Proceedings from meetings of the North American Nietzsche Society
Nietzsche’s account of Apollo and the Apollinian in The Birth of Tragedy contains under-appreciated distortions. Apollinian moments in some tragedies are described as Dionysian. The Apollo seen in BT fails to interpret dreams (indeed this book renders dreams impervious to interpretation) and scarcely prophesies. Most importantly, Nietzsche’s vision of the Apollinian as surface and bounded plane image denies Greek uses of sculpture in just the opposite way, namely to effect communication between the visible and invisible realms. It is improbable to suppose that Nietzsche is ignorant of such a prominent aspect of Greek culture, or that he simply wants to keep his aesthetic categories neatly demarcated. More likely, he represses the communicative Apollo in a gesture against modern Europe’s nostalgic treatment of antiquity. Thus the familiar question of BT’s accuracy sheds unexpected light on the familiar question of its relationship to nostalgia.
As a classical philologist, Nietzsche was extremely familiar with the work of many ancient Greek writers. It is well known that Nietzsche made a practice of identifying with and praising ancient thinkers with whom he feels a kinship. It is worth investigating, then, whether Nietzsche’s mention of Hippocrates in Daybreak signals a sustained interest in the so-called father of medicine. I argue that there is no evidence that Nietzsche paid special attention to Hippocrates or the Hippocratic corpus. Instead, Nietzsche’s curious allusion to Hippocrates is likely influenced in part by his reading of the Comtean positivist Émile Littré. Finally, I argue that, if Nietzsche is consciously “Hippocratic” at all, he is so in virtue of the “medical posture” he adopts in D, where Nietzsche’s remarks suggest his mission is to relieve humankind of the psychological suffering caused by morality.

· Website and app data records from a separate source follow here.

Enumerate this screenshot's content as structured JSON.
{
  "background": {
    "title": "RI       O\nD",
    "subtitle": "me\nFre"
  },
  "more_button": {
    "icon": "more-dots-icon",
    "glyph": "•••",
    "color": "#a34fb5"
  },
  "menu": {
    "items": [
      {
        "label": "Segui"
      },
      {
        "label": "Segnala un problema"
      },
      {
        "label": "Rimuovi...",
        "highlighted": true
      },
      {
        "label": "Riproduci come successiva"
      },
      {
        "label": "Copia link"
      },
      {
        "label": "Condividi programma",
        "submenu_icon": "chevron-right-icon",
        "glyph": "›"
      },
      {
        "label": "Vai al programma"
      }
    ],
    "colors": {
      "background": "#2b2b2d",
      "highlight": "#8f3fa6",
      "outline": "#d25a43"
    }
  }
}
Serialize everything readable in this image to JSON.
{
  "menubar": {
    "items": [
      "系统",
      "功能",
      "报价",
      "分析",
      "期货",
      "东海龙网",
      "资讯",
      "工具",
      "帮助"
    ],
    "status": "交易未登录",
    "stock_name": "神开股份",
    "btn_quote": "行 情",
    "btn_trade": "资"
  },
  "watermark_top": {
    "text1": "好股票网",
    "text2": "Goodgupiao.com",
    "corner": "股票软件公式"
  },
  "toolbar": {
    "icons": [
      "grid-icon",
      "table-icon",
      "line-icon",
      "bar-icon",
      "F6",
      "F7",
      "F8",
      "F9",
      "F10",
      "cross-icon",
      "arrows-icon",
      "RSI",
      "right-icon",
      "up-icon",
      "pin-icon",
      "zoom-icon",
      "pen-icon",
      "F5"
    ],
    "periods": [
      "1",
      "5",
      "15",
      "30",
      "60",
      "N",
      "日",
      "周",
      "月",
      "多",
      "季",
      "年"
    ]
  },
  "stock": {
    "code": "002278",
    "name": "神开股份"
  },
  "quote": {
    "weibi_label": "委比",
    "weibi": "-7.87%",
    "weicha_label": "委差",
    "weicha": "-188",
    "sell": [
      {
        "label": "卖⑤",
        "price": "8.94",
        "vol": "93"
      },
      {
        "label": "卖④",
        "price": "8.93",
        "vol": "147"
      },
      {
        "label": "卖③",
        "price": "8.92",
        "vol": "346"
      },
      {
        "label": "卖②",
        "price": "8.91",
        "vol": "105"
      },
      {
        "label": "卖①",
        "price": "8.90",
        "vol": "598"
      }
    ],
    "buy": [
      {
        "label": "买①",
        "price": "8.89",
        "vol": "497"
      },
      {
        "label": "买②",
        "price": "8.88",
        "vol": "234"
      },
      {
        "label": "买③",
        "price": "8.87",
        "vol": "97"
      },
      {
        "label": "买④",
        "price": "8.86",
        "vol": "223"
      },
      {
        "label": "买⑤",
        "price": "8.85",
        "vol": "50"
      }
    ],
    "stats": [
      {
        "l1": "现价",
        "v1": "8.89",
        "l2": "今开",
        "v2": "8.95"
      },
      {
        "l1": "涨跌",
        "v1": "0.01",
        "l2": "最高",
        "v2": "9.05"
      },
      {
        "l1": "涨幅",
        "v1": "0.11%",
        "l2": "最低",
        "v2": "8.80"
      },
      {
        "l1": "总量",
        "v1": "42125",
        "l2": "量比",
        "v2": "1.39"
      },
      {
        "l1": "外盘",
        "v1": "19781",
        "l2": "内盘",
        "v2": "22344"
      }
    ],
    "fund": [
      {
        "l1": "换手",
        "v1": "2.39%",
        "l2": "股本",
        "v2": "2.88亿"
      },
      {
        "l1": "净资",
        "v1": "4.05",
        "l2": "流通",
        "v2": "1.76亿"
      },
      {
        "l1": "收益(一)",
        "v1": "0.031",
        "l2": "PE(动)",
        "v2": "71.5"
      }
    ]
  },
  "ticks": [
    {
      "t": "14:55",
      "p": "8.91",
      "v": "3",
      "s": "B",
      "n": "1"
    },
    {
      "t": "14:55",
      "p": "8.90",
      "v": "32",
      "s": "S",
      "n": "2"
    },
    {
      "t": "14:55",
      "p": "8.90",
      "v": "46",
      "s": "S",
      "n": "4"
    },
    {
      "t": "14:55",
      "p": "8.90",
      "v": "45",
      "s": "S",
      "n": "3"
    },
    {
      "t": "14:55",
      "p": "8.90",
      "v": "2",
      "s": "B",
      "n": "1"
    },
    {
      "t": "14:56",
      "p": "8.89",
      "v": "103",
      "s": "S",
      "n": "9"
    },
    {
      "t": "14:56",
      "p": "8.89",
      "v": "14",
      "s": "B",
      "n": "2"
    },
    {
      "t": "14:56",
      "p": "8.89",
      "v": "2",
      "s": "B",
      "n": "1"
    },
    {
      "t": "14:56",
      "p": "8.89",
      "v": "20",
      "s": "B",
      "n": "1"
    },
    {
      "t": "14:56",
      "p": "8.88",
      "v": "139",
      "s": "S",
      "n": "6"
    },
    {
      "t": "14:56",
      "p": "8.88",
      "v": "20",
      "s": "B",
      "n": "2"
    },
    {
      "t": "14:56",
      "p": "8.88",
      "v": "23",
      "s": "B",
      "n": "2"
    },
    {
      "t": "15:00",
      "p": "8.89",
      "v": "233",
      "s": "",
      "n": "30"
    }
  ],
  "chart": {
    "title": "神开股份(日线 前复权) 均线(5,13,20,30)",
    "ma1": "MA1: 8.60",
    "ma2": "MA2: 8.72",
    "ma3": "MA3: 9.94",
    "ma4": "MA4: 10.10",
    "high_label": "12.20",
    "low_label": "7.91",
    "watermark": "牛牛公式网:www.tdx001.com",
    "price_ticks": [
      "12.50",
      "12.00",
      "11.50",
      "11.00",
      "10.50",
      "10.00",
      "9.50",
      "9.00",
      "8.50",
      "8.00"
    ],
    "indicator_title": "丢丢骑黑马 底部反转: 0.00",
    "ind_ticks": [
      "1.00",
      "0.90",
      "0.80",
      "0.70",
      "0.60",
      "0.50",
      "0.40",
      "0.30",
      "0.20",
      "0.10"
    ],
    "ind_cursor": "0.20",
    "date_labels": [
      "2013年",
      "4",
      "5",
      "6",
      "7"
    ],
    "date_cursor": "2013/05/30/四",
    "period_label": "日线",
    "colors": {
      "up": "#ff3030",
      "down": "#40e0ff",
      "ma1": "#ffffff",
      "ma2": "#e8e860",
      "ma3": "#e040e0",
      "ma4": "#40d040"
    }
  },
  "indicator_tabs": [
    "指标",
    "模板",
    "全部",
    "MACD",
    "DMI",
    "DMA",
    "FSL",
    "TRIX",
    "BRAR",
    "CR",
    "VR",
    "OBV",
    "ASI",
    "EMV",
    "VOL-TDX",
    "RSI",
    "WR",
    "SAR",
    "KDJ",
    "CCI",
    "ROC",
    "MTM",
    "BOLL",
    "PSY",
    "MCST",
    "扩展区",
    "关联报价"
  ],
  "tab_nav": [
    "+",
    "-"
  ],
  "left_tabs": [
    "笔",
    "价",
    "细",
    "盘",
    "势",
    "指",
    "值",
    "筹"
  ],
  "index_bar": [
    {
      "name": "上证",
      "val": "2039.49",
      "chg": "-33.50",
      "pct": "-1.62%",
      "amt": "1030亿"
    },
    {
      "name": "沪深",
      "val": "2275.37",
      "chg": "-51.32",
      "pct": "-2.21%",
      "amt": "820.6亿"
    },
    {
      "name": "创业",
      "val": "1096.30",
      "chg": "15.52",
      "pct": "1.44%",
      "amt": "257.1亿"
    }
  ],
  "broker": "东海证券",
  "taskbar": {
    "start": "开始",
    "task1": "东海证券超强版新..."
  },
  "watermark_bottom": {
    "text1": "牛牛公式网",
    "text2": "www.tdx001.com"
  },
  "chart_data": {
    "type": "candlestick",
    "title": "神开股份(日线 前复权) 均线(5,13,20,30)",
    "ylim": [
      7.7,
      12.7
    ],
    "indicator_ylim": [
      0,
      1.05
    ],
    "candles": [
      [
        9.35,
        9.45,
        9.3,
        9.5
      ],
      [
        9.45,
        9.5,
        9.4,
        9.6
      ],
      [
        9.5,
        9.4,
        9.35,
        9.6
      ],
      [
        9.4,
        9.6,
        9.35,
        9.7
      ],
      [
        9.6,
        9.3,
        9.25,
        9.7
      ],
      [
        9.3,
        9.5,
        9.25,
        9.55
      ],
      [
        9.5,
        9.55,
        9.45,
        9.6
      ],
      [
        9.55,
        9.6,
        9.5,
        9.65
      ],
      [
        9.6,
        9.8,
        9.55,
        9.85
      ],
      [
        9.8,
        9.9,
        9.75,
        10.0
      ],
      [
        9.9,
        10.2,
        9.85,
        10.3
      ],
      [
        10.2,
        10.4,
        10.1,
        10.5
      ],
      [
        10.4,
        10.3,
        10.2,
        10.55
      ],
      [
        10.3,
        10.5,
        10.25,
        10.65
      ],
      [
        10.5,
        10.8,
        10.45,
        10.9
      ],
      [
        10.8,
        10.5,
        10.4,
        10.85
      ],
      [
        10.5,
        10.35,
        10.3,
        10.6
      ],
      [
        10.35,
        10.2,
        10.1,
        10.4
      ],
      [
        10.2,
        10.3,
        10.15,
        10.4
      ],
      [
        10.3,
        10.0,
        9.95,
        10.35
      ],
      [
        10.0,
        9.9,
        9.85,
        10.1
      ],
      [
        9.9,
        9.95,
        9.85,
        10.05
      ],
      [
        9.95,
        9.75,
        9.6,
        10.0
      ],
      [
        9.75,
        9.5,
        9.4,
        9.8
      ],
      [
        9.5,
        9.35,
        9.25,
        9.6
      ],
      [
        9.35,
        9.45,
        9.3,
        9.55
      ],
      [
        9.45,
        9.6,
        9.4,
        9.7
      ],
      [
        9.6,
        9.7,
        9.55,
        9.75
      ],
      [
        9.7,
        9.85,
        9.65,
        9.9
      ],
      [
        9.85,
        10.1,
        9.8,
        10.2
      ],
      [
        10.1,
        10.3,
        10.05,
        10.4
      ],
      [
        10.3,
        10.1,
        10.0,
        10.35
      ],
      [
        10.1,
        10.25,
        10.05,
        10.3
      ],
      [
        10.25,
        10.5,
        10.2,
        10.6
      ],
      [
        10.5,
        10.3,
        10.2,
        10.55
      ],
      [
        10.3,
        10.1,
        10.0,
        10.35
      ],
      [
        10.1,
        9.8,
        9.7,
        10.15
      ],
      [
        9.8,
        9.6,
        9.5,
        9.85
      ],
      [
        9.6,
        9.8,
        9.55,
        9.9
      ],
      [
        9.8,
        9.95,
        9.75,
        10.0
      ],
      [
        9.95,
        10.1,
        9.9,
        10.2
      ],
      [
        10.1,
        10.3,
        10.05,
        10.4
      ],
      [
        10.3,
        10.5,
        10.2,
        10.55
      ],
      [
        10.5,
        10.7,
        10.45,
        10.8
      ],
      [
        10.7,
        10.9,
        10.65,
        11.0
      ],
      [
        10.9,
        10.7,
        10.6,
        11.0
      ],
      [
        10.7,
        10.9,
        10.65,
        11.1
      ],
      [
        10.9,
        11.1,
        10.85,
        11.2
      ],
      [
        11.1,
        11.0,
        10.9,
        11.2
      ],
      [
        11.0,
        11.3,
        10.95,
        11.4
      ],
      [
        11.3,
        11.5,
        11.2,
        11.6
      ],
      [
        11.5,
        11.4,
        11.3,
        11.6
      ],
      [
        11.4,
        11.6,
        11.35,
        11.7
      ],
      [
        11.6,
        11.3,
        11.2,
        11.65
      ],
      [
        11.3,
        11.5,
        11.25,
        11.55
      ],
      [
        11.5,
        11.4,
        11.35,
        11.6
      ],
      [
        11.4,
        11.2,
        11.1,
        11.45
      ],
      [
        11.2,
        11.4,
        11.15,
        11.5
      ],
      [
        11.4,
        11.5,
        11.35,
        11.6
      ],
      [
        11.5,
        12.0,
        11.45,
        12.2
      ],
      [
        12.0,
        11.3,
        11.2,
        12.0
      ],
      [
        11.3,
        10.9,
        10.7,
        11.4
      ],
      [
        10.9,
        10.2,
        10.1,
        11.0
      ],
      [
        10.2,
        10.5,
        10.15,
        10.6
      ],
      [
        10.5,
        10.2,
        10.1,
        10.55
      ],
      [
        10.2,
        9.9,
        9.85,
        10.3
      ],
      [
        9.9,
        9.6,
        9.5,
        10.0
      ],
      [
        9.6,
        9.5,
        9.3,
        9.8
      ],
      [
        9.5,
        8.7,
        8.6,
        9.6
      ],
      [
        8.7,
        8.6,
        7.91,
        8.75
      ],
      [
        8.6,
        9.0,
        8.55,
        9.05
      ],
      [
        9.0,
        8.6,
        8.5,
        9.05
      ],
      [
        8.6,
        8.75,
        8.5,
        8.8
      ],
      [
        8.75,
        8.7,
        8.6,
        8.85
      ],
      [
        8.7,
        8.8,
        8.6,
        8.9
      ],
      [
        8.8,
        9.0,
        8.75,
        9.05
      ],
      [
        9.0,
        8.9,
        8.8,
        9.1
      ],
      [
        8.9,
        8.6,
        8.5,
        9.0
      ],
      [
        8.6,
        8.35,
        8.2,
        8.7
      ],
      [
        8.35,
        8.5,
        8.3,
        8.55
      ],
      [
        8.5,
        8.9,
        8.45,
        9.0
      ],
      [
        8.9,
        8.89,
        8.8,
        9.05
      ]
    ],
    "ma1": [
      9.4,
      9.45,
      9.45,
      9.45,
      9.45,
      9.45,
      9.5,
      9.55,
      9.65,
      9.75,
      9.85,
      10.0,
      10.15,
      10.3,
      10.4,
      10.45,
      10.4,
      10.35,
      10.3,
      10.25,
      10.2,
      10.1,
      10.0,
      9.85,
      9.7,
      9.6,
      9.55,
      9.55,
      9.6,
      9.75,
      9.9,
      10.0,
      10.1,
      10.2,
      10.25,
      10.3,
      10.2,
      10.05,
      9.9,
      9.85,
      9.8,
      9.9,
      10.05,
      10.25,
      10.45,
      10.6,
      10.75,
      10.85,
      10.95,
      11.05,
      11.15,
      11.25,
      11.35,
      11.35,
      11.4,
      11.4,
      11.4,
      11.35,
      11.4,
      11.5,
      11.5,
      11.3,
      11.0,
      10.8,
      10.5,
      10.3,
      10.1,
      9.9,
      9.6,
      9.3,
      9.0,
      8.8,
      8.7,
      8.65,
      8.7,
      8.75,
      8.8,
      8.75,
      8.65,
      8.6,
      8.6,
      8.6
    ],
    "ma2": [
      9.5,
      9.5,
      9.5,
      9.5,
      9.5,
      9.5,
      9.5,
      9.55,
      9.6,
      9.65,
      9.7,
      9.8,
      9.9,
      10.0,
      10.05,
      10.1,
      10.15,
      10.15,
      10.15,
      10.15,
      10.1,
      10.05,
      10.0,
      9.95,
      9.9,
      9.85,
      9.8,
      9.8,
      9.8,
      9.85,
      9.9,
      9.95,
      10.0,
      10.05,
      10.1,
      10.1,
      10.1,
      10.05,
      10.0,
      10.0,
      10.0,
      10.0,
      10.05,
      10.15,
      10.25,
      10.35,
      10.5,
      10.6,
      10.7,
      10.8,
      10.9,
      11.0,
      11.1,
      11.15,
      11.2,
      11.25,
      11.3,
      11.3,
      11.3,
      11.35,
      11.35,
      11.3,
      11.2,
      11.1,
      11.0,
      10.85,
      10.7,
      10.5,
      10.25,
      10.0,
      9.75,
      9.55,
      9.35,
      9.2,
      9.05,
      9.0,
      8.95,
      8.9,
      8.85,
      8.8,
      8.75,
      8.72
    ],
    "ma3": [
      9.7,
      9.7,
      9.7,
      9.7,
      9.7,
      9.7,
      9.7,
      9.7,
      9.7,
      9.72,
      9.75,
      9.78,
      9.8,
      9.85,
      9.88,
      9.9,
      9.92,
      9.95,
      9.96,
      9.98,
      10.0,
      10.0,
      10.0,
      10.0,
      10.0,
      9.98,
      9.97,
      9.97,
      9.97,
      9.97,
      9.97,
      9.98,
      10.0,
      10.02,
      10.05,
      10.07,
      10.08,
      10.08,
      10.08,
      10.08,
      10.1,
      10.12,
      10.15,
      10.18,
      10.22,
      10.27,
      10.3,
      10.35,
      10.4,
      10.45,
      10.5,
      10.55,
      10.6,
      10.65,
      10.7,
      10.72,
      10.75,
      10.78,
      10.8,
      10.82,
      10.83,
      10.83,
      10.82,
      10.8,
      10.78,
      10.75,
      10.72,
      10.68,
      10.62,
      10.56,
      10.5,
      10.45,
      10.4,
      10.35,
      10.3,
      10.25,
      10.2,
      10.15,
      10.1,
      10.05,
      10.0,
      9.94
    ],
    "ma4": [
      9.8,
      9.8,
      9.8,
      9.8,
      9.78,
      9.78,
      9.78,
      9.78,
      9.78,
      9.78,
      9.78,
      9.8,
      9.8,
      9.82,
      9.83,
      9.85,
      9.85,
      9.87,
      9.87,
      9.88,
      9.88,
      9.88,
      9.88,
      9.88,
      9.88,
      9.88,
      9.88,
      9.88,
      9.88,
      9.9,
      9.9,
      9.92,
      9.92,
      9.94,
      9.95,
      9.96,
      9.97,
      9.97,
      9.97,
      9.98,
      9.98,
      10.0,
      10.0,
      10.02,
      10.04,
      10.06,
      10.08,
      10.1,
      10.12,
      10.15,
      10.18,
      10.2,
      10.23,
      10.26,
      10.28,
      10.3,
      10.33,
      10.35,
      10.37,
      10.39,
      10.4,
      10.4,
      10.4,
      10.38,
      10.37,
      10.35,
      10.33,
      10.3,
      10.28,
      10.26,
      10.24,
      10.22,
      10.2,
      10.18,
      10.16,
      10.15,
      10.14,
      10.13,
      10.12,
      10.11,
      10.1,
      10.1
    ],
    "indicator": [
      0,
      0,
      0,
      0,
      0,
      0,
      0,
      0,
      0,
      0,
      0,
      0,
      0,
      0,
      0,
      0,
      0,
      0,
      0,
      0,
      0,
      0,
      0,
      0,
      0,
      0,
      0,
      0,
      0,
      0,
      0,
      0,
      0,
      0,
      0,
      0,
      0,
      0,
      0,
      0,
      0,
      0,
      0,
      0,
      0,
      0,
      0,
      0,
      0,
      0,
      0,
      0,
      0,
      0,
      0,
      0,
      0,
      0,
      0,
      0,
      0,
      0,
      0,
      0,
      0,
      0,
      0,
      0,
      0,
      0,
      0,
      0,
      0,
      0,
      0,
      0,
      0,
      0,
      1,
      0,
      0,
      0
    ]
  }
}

This essay considers aspects of Nietzsche’s identification with the ancient Greek philosopher Epicurus, focusing in particular upon how Epicurus’ anti-teleology (his denial of an ultimate metaphysical principle) was significant for Nietzsche’s views on religion and knowledge. I make a case for the claim that Nietzsche’s practice of philosophy, specifically his perspectivism, was influenced by Epicurus’ practice of multiple explanations, a form of scientific explanation rooted in ethics and anti-teleology. In conclusion, I examine the ways in which Nietzsche’s manner of reading Epicurus may cause us to revise not only our interpretations of the Greek thinker but also elements of Nietzsche’s own identification with that thinker.